It is now pushing midnight and I fall asleep. Five hours later, I hear my son wailing to get up,but I ignore him and put on Fast & Furious 6. Dom and Brian are racing each other. Again. Is this all just a weird dream? Are there really going to be nine movies about this? Brian is a dad now, but that criminal record won’t wipe itself, so he heads to London to fight criminals – this time on the same side as the Rock. Letty is back from the dead. Rita Ora appears to say “This is London baby!” and somehow manages to turn just that into a terrible performance. Han’s girlfriend, Gisele (played by a pre-Wonder Woman Gal Gadot) dies and, despite the constant reminders of the importance of family, the crew get over it extremely quickly and never mention it again. They’re fighting a tank with cars and I’m very, very tired.
I sense that I don’t really want Fast & Furious 6 to end. But then I realise that’s just because I don’t want to watch Furious 7 and F8. To be fair, this one almost doesn’t end. Its running length feels like 724 minutes. I’m also no longer watching. I’m enduring. Waiting for all the bullets in all the guns to run out and all the glass to smash so I can find some peace. I realise that I’ve not kept up with any news for over 24 hours. Then I realise that I’ve also forgotten to take my daily medication to stop my blood clotting and killing me with a stroke. Without even realising, I’ve been living fast and furiously, dicing with death like Toretto himself.
Despite all this, Furious 7 might just be my favourite one. Brian’s got a toddler. Jason Statham blows up a hospital. And the world might end thanks to a rogue facial recognition device that can only be controlled by a girl who used to be in Hollyoaks (Nathalie Emmanuel). A car jumps through a skyscraper – twice (you’ve got to accelerate and scream, etc).
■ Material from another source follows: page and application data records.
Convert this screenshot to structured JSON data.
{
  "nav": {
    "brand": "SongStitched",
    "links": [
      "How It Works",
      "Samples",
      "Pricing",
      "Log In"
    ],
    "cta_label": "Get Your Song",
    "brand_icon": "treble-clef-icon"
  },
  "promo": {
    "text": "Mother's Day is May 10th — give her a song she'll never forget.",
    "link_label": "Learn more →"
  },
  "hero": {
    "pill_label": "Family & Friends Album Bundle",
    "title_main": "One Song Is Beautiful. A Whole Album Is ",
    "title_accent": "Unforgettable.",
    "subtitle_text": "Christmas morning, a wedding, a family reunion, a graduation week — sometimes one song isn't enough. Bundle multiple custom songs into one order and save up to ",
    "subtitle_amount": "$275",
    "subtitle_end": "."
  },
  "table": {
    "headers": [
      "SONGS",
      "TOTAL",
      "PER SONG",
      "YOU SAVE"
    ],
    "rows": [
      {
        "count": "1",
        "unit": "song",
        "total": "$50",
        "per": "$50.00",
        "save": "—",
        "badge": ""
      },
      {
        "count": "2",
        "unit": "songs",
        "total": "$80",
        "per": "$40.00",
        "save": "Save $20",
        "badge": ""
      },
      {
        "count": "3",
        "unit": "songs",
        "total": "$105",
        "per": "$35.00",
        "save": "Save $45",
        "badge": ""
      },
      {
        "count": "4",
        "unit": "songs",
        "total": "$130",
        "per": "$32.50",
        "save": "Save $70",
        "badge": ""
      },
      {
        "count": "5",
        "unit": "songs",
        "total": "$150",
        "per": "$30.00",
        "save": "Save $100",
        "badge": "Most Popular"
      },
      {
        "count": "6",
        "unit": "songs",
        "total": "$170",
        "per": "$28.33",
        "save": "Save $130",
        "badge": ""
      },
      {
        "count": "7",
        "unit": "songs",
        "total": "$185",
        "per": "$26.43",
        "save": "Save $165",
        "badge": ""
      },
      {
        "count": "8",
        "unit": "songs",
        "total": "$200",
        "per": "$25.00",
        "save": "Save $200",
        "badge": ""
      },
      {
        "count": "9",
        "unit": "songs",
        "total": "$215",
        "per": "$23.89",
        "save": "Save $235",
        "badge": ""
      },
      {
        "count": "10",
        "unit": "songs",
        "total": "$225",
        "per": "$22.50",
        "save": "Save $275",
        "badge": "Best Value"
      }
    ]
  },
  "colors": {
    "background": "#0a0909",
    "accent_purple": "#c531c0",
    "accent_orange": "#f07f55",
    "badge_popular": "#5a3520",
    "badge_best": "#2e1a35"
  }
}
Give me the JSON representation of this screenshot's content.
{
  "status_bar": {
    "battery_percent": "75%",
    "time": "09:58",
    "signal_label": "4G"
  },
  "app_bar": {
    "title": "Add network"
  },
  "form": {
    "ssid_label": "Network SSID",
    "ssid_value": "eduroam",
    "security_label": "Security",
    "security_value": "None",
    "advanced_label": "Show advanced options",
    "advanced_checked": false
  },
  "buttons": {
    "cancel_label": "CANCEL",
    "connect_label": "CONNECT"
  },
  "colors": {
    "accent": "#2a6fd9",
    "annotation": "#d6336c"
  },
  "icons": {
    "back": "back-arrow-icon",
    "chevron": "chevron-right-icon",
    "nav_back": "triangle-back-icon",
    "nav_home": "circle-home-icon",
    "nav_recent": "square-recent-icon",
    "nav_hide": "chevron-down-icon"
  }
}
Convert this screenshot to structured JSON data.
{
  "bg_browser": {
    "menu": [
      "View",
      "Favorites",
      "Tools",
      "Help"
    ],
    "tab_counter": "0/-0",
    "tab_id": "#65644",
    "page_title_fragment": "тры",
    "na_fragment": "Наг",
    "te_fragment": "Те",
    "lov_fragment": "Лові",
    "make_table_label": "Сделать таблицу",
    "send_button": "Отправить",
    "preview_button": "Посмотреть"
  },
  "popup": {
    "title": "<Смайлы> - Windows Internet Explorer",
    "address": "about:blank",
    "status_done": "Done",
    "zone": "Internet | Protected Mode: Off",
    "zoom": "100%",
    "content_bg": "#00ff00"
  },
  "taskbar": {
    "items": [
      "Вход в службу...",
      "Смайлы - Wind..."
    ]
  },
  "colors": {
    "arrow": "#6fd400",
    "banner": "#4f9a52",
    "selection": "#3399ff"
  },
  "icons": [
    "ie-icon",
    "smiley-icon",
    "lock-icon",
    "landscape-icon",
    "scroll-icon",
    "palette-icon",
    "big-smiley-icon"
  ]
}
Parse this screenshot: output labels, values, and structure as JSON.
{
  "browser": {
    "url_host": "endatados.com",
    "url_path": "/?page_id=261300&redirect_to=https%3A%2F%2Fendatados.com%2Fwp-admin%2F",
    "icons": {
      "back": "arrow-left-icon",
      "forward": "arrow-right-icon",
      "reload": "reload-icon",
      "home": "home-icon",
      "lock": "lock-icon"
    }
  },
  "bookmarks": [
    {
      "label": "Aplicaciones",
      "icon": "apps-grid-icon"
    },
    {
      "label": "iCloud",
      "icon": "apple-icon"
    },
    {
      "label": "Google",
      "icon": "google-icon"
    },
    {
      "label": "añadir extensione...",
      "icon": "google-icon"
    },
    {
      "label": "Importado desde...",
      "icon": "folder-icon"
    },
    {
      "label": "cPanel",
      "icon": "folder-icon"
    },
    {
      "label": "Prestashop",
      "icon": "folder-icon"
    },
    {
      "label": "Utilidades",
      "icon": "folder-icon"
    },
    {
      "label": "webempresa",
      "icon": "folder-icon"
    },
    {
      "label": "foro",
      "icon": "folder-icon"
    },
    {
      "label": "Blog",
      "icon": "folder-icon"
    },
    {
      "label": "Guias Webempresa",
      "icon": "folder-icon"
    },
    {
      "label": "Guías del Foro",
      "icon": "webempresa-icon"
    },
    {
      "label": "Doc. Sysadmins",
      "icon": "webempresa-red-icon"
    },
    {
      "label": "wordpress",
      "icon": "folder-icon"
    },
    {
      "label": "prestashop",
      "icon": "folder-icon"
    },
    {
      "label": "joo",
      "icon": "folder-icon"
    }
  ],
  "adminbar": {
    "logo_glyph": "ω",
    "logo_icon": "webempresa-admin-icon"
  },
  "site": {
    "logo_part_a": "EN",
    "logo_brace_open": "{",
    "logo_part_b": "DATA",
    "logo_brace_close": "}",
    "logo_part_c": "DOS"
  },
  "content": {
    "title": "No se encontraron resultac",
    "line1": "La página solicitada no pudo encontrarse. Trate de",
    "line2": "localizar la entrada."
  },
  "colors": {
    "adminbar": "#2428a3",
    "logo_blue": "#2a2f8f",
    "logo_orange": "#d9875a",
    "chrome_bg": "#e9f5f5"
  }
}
Then something truly strange happens. At the end, Dom walks off without saying bye and Ramsey asks him why. Dom says: “It’s never goodbye” – but is it Dom or Vin Diesel? Because Paul Walker died – in a car crash – before finishing this movie, and they were great buddies IRL, too. We next see Dom at traffic lights. A CGI version of Walker is driving down the uncanny valley and pulls up at the lights next to him. A montage of their time together plays while Diesel delivers a moving sermon about his buddy (“You’ll always be my brother”). I feel extremely wobbly. Oh God, I’m not going to start crying to a Fast and Furious movie, am I? “It sounds like you might,” says my wife. I pull myself together and load up F8.
This is the final slog, the Gladiators’ travelator. “You said you’d make the kids’ tea tonight,” says my wife. “But I have to watch more Fast and Furious,” I snap back, like the monster I’ve become. It’s hard to imagine, but this film is stupider than the previous seven put together. Dom is now fighting his own team because bad girl Cipher (Charlize Theron) is holding hostage the secret son he never knew he had with the girlfriend he had back in the fourth film until she magnanimously said he should go back to his dead wife who was no longer dead. The mother of this child is executed in front of the poor screaming baby (genuinely dark and inappropriate). The next minute, Deckard Shaw (Jason Statham), the most evil man on Earth only one movie ago, is completing a highly technical gun battle while holding said baby in an infant childseat … I think because his mum, who is Helen Mirren, told him to.
It’s probably amazing, or terrible, or something else, but I’m just relieved that it’s over. Watching the entire franchise hasn’t made my life any more fast or furious. If anything, I feel more knackered than before. But I’ve never been happier to turn off the telly, make my wife a cup of tea and do a long shift of childcare and I think, really, that’s what the message of the film is all about. As my brother Dom Torretto might say, raising a cold Corona to the sky: salute mi familia!